“It started long ago but not far away,” says author Mary Lee Kortes, speaking from her Brooklyn home about her new book, Dreaming of Dylan: 115 Dreams About Bob Dylan. (The book may be ordered here or here.) The collection arrives 13 November via BMG’s book division. The title itself is a loving nod to Dylan’s tune, “Bob Dylan’s 115th Dream”, recorded for his 1965 LP, Bringing It All Back Home.
Kortes, who recorded a song-by-song re-creation of Dylan’s 1975 Blood on the Tracks with her band, Mary Lee’s Corvette, in 2002, says she’s been dreaming of Hibbing, Minnesota’s favorite son for a long time. “They’re always super-positive,” she says. “I wake up the next day and I’m walking around in this cloud of ecstasy because Bob Dylan knows me and has told me great things about myself.”

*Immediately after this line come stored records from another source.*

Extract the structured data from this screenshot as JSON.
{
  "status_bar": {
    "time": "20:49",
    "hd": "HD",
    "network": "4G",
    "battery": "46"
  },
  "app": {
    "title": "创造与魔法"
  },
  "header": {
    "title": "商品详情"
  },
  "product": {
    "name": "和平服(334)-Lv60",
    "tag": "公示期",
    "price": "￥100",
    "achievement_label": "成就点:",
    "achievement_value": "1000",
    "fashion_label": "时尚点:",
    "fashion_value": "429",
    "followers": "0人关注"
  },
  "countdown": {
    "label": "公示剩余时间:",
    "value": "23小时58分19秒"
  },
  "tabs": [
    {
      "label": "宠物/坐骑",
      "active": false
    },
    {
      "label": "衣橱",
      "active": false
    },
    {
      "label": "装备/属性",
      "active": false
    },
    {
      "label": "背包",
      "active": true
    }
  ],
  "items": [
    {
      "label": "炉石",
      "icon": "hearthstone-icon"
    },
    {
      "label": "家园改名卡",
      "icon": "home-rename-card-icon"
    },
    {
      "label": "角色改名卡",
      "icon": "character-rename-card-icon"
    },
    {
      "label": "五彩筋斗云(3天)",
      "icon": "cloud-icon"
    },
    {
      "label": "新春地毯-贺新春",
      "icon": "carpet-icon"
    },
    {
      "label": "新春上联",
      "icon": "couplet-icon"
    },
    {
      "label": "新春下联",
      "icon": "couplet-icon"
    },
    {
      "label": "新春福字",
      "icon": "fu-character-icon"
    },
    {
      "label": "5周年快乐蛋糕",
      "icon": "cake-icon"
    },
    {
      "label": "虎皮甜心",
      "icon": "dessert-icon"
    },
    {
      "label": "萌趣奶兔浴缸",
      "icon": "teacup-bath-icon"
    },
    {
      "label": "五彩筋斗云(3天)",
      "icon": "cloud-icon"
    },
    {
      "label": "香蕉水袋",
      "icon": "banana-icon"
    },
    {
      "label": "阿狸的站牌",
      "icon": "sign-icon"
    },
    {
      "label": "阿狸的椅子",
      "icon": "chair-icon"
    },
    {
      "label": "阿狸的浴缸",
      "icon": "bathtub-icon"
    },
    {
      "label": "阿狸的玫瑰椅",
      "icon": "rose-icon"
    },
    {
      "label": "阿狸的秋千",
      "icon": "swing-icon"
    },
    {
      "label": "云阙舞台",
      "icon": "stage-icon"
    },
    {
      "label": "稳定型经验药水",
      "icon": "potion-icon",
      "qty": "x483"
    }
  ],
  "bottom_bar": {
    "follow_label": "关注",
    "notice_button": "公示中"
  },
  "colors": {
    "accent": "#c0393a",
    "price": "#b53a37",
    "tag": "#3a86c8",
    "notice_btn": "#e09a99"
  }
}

Kortes quickly transformed that feeling into something more. One day, she recalls, it occurred to her that she was probably not the only person dreaming of the man some call Zimmy. One idea begat another and soon she thought, “Wouldn’t it be interesting to read a collection of peoples’ dreams about him?”
She posted her idea at the exhaustive Dylan fan site Expecting Rain.com and was soon flooded with responses. At some point, she wondered if it might be appropriate to accompany the text with visuals. Soon illustrations and more came in. Armed with roughly 60 recollections at first, she was soon sidetracked until a fateful meeting with her music publisher.
BMG it turns out was starting its own book wing, dedicated to volumes related to music. Kortes couldn’t resist sharing her idea.
Her relationship with Dylan exists in more than dreams, however. Before she released her Blood on the Tracks set, she called his publisher, asking for permission to issues the songs. The publisher, she says, was already aware of her. Eventually, she opened at some of his gigs. “It’s been a nice relationship,” Kortes offers.
She started collecting more dreams from friends or friends of friends. Soon, Patti Smith offered up some original lines. That relationship, too, is one that is part of a larger arc. “She’s sort of accidentally blessed me a few times,” Kortes says. “My very first guitar at the Guitar Show in New York City. It used to be at this church in the East Village. I was there and she was there with Lenny Kaye, who I know. Lenny introduced us and I said, ‘I just bought my first guitar!’ As I was leaving, she was outside, standing on the corner, talking on a payphone. I walked by her and she said, ‘Good luck with that guitar!’ I thought, ‘I’ve been blessed by the goddess!'”
Some patterns emerged among the contributions. Water and boats make multiple appearances, as do fish and Hank Williams and even bathrooms. And, she adds, “there are some about people who are on stage with him, about to play, and they forget the song or they realize they can’t actually play the instrument. Things like that.”
Asked if she remembers when she first became aware of Dylan, Kortes says, “I don’t know. He’s one of those people where you ask, ‘When was he not there?’ I’m not a completist or a scholar. People assume that about me because of Blood on the Tracks and I’ve certainly had periods when all I wanted to listen to was Bob Dylan. But it’s not always what people expect.”
In the end, the book is a testament to Kortes’ perseverance as much as her ongoing relationship with Dylan, whether in the dream or material world. She has it on strong authority that he’s seen some of the work. “I don’t know what his reaction was, if any, but I think he would be touched,” she says.
In addition to the book, Kortes is issuing a new song titled “Dreaming of Him”. She says, “The lyric is inspired by images from the dreams. I just wrote this song about all the things that happened in my dreams of him.”